The Force Series 3 should offer plenty of speed, but the premium Force GT will almost certainly be quicker - particularly when dealing with compressed data sets. And Corsair isn't the first manufacturer to offer a two-tier SandForce SF-2281 product range - its Force Series 3 and Force GT drives will go head-to-head with OCZ's Agility 3 (asynchronous) and Vertex 3 (synchronous).

A closer look at the 120GB Force Series 3 SSD

The 2.5in 120GB Force Series 3 drive arrives bundled with a 3.5in mounting adapter and is finished in a matte-black shell that's a perfect match for Corsair's Obsidian Series chassis.

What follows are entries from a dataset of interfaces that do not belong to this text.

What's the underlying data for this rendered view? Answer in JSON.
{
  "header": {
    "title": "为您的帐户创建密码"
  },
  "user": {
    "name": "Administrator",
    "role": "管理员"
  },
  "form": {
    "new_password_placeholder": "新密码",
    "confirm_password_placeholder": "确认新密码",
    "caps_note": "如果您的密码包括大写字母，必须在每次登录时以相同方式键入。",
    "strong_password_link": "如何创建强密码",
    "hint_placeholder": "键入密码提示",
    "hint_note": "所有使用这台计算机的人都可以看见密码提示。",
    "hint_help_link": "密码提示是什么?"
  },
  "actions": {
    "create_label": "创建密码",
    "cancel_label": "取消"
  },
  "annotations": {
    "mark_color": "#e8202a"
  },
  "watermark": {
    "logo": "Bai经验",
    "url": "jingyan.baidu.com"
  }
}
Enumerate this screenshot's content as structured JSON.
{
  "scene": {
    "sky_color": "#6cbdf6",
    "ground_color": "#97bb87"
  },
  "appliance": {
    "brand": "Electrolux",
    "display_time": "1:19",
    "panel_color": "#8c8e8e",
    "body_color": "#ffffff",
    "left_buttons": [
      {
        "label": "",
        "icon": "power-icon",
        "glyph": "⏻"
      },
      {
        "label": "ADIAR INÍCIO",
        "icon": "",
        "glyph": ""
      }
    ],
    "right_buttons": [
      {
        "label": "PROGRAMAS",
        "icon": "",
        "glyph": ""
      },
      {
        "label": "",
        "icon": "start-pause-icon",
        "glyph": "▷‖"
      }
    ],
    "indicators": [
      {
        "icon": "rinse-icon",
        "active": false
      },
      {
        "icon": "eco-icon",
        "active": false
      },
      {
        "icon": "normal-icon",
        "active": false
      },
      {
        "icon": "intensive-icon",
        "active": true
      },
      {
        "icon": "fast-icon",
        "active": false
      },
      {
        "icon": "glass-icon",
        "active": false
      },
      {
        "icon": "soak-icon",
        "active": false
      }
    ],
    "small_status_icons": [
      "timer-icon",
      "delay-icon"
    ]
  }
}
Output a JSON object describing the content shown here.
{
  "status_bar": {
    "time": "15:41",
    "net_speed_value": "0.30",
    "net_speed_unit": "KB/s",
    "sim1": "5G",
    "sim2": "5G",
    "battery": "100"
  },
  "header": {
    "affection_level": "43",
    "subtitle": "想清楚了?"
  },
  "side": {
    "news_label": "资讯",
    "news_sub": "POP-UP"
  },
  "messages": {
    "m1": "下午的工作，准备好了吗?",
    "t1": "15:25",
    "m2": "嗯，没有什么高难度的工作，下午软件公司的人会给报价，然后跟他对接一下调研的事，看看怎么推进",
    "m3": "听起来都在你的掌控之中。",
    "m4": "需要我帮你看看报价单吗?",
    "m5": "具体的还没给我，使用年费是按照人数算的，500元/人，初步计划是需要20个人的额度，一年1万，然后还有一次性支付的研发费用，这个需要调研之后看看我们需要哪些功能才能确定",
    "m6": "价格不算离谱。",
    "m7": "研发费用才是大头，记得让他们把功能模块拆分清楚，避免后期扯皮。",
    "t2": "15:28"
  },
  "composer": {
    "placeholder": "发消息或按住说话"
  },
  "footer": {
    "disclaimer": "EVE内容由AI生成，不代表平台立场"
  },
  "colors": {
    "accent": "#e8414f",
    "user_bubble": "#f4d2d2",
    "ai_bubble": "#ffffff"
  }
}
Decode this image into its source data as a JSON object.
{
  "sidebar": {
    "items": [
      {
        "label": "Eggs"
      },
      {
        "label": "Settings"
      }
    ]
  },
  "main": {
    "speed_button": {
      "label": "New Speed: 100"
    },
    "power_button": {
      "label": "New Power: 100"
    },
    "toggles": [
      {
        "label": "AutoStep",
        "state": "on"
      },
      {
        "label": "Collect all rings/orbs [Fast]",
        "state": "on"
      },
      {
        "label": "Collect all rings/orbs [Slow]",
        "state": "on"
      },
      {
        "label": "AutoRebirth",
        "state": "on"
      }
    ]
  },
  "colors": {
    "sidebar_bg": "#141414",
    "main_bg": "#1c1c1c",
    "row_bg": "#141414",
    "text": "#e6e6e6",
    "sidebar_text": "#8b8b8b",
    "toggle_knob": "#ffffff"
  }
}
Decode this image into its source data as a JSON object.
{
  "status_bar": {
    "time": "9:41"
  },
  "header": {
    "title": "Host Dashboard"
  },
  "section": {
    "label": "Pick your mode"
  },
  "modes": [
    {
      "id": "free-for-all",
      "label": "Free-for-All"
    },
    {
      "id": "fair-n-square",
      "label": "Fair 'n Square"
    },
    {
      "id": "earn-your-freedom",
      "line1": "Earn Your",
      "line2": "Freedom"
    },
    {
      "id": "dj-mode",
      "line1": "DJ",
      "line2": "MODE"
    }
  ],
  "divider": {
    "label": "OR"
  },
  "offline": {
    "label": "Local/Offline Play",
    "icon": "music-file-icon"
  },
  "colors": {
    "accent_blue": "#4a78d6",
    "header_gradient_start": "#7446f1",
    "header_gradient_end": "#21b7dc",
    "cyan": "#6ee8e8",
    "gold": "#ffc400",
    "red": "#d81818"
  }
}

Peeling back the enclosure provides us with a good look at the drive's key components.

As pictured above, Corsair's PCB is equipped with a SandForce SF-2281VB1-SDC controller - the same processor found in OCZ's Agility 3 - and a collection of 25nm, 8GB Micron asynchronous NAND flash memory devices.

What's important here is that each flash memory device consists of a single 64Gbit die, whereas higher-capacity 240GB drives generally feature a pair of 64Gbit die per device. This means the 120GB model has far fewer NAND die communicating with the controller in parallel, and we'll see how that impacts performance a little later in the review.

A total of 16 chips - eight on the front, eight on the back - give the drive a total capacity of 128GB, but a single 8GB die is set aside for RAISE - a RAID-like protection mechanism integrated into the SandForce controller to protect against flash block failures.

Working with what's left gives Windows 7 a healthy formatted capacity of 111GB.

What's interesting is that Crucial's award-winning m4 SSD offers an extra 8GB at the same £170 price point, but does Corsair's SandForce-powered drive have the edge in performance?